As we stated earlier one of the main advantages with JSON-LD over other methods is that it doesn’t have to be present in the <body> of a page. Instead, it is embedded in a <script> tag and can be placed anywhere on the page. Unlike other methods JSON-LD doesn’t have to be placed inline so you don’t have to change HTML elements.
Example of JSON-LD
What is Microdata?
Microdata is a set of tags that allows you to mark up your web page. These tags are added directly to the HTML.
Each set of tags will consist of itemscope, itemtype and itemprops.
The itemscope tag is used to identify what item is being referenced. Itemscope is followed by an itemtype tag. Itemtype identifies the type of item the microdata is referencing. For example, it could be a local business or recipe.
Finally, we use itemprop to markup each property. Let’s look at the Microdata below for a local business.
With Microdata markup.
We can see it begins with:
This identifies everything between the div tags <div…….</div> as being the markup for a local business.
Next, we see itemprop for the different properties that can be found on the page.
Notice how the Microdata wraps around the content of your page. If you’re not familiar with programming, this can become very complicated.
What is RDFa?
RDFa (Resource Description Framework in Attributes) is an extension to HTML5 used to markup metadata within web pages. RDFa is similar to Microdata and just like Microdata RDFa uses tags inline with the existing HTML.
Using the same example from above here is what RDFa markup would look like.
RDFa uses three tags vocab, typeof and property. From the sample above the first line establishes the vocabulary being used “schema” and typeof establishes what the page is about “LocalBusiness.”
Next we markup all the information with property tags.
What Method of Structured Data Is Right for You?
Personally, I would go with JSON-LD. It is much easier to implement, and it’s the recommended method by Google.

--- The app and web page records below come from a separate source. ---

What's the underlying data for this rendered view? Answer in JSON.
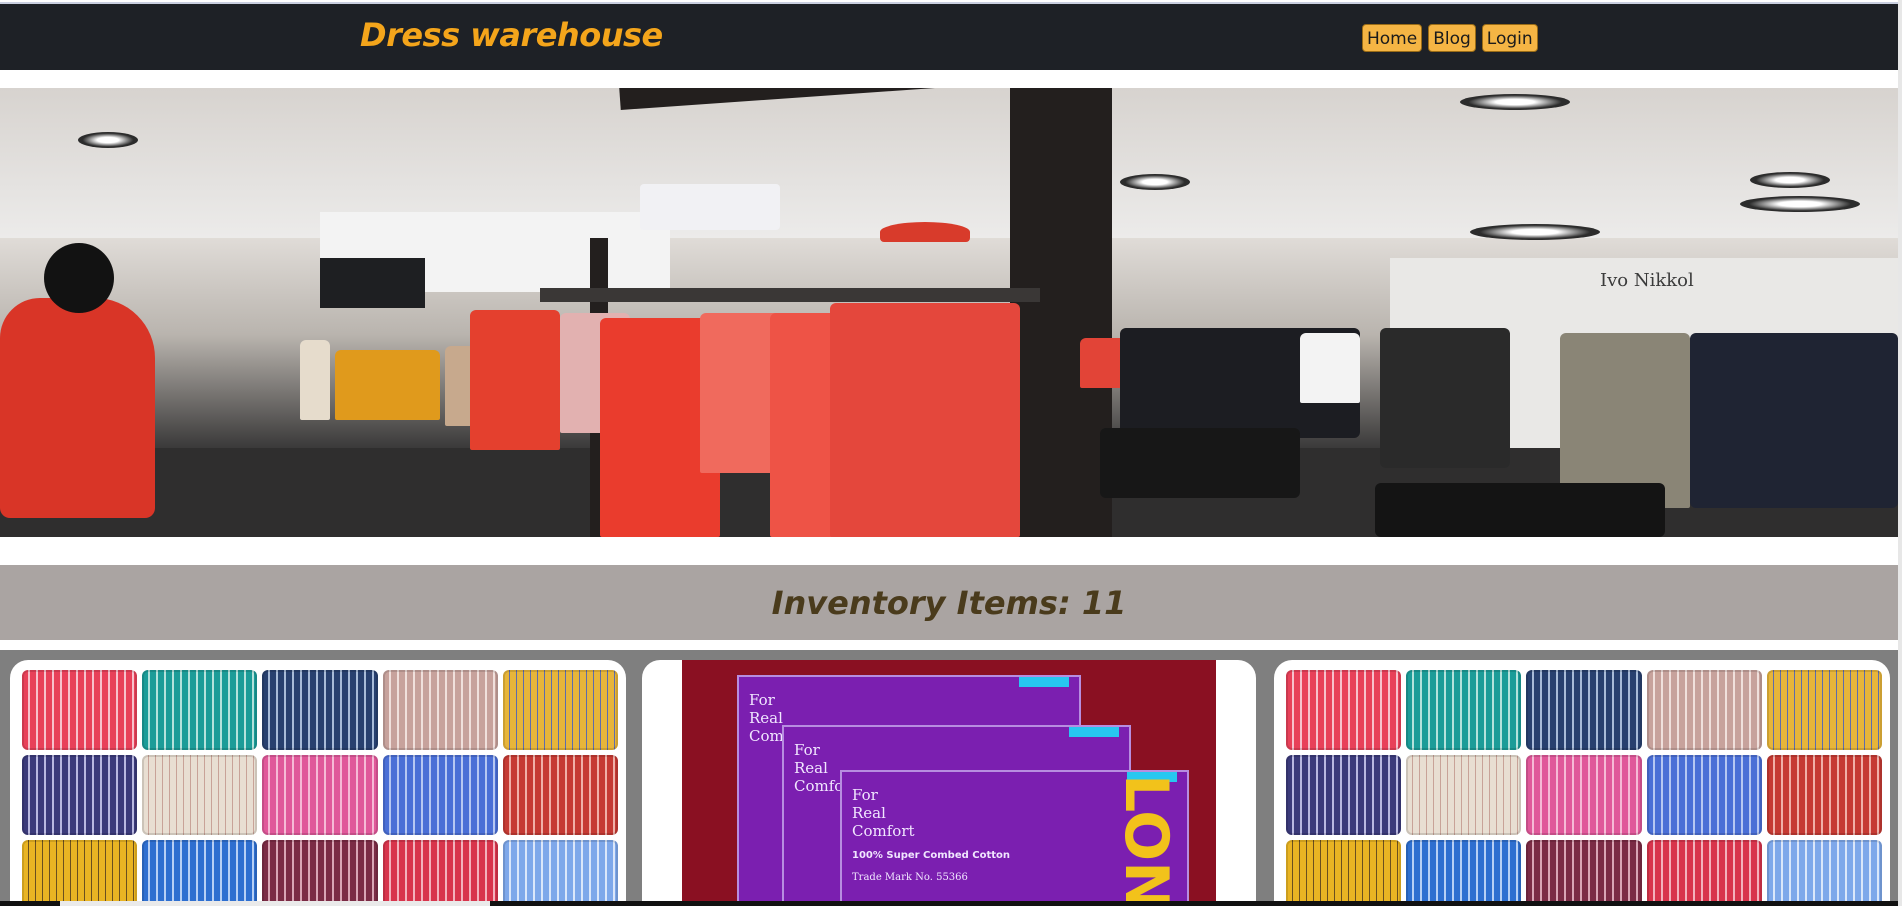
{
  "header": {
    "brand": "Dress warehouse",
    "nav": [
      {
        "label": "Home"
      },
      {
        "label": "Blog"
      },
      {
        "label": "Login"
      }
    ]
  },
  "hero": {
    "store_sign": "Ivo Nikkol"
  },
  "inventory": {
    "title": "Inventory Items: 11"
  },
  "products": {
    "box": {
      "line1": "For",
      "line2": "Real",
      "line3": "Comfort",
      "subtitle": "100% Super Combed Cotton",
      "trademark": "Trade Mark No. 55366",
      "brand_letters": "LON"
    }
  },
  "colors": {
    "topbar": "#1e2126",
    "brand": "#f4a51b",
    "nav_button": "#f5b544",
    "inventory_bar": "#aaa4a2",
    "inventory_text": "#4a3b1c",
    "grid_background": "#7f7f7f"
  }
}
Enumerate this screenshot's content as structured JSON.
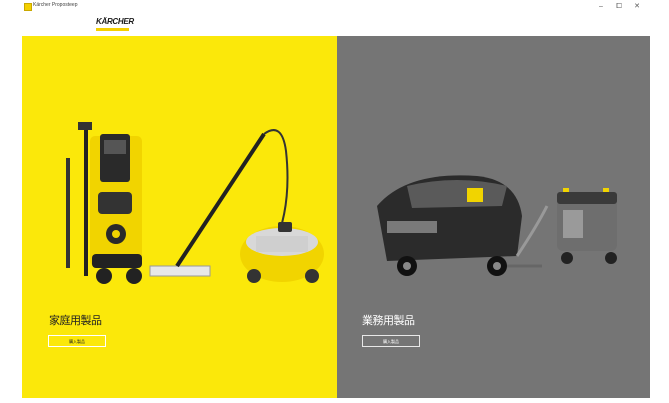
{
  "window": {
    "title": "Kärcher Proposteep",
    "controls": {
      "minimize": "–",
      "maximize": "⧠",
      "close": "✕"
    }
  },
  "header": {
    "logo_text": "KÄRCHER"
  },
  "panels": {
    "home": {
      "title": "家庭用製品",
      "button_label": "購入製品"
    },
    "pro": {
      "title": "業務用製品",
      "button_label": "購入製品"
    }
  },
  "colors": {
    "brand_yellow": "#fbe80a",
    "pro_gray": "#757575"
  }
}
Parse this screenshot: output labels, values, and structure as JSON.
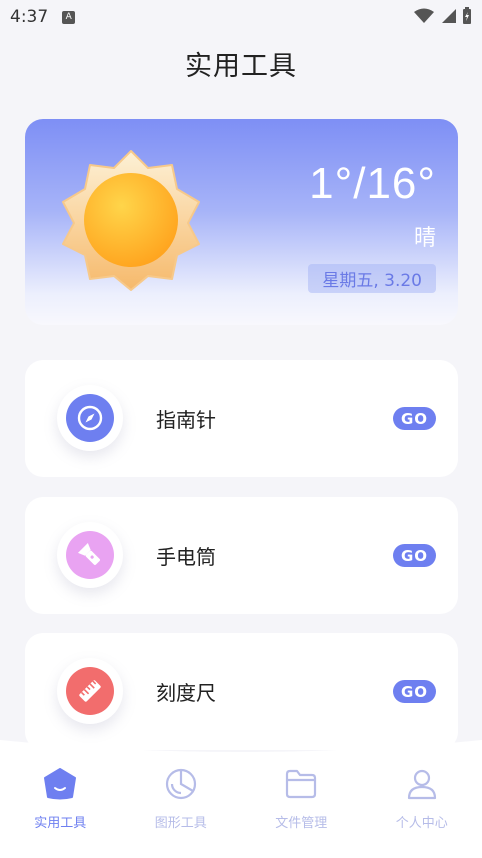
{
  "status_bar": {
    "time": "4:37",
    "notification_badge": "A"
  },
  "page_title": "实用工具",
  "weather": {
    "temperature": "1°/16°",
    "condition": "晴",
    "date": "星期五, 3.20",
    "icon": "sun-icon"
  },
  "tools": [
    {
      "label": "指南针",
      "action": "GO",
      "icon": "compass-icon",
      "color": "#6e7ff0"
    },
    {
      "label": "手电筒",
      "action": "GO",
      "icon": "flashlight-icon",
      "color": "#e9a3f2"
    },
    {
      "label": "刻度尺",
      "action": "GO",
      "icon": "ruler-icon",
      "color": "#f26d6d"
    }
  ],
  "bottom_nav": {
    "items": [
      {
        "label": "实用工具",
        "icon": "home-icon",
        "active": true
      },
      {
        "label": "图形工具",
        "icon": "pie-chart-icon",
        "active": false
      },
      {
        "label": "文件管理",
        "icon": "folder-icon",
        "active": false
      },
      {
        "label": "个人中心",
        "icon": "person-icon",
        "active": false
      }
    ]
  },
  "colors": {
    "accent": "#6e7ff0",
    "inactive": "#b6bce8",
    "background": "#f5f5f9"
  }
}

It is also supported by the largest search engines, so the future of JSON-LD looks good.
But if you would like to explore the other options keep this in mind.
- Microdata is much more popular than RDFa and can be found on sites such as eBay.
- You will need HTML experience to markup data with Microdata or RDFa.
- To deploy Microdata and RDFa, you will need to edit your website files.
Now compare this to JSON-LD.
JSON-LD isn’t actually visible on your page. You still get the same results using JSON-LD without the added hassle of changing your HTML or accessing your website files, and JSON-LD can be added anywhere on your web page. It’s just a hidden script that search engines read.